Ophthalmoplegia is a loss of function or weakness of the muscles that control the eye and eyelid movements. The condition may develop as a symptom of another disease, such as multiple sclerosis, but could also stem from trauma, inadequate blood supply, neurological disorders, or mitochondrial disease. Ophthalmoplegia affects either the nerve pathways of the eye or the muscles that control eye movement.
People with ophthalmoplegia experience reduced mobility of the eyes. Symptoms can be confusing; not only do they overlap with other conditions, but ophthalmoplegia is also a symptom of many disorders. There are two classifications of ophthalmoplegia, based on the cause itself or the directions of the affected eye movements. Myopathic causes affect the muscles controlling eye movement. Neurogenic causes relate to the nerve pathways controlling the eye muscles.

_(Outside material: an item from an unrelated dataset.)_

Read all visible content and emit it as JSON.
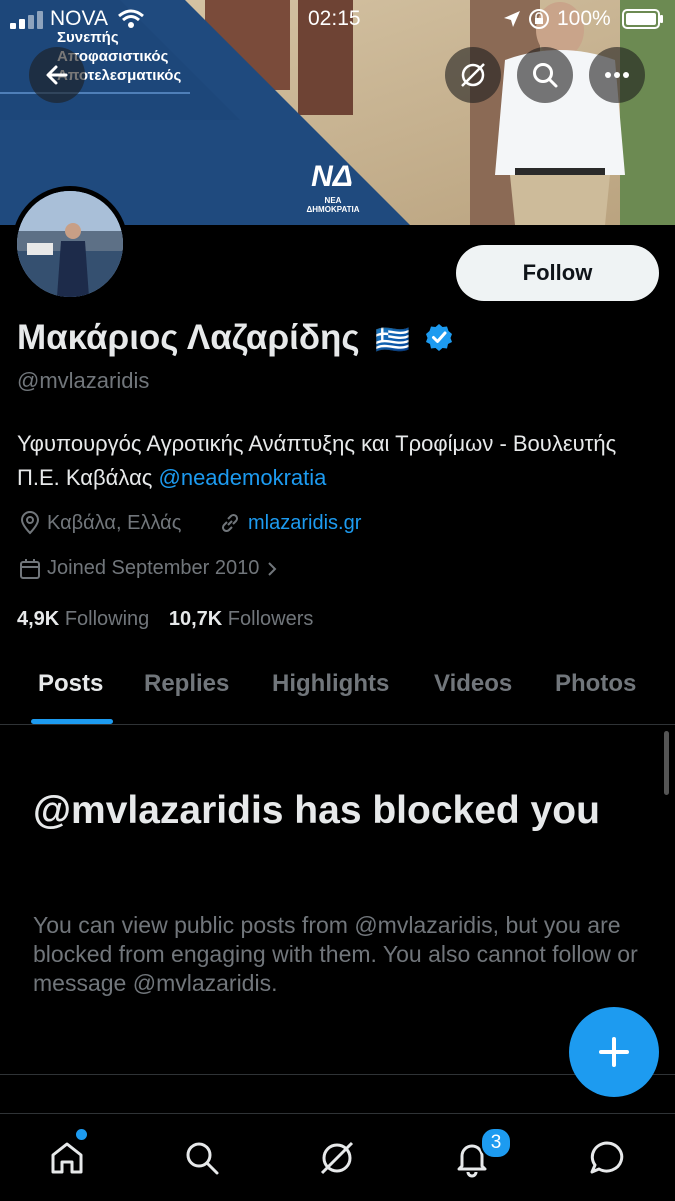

This site offers information designed for educational purposes only. You should not rely on any information on this site as a substitute for professional medical advice, diagnosis, treatment, or as a substitute for, professional counseling care, advice, diagnosis, or treatment. If you have any concerns or questions about your health, you should always consult with a physician or other healthcare professional.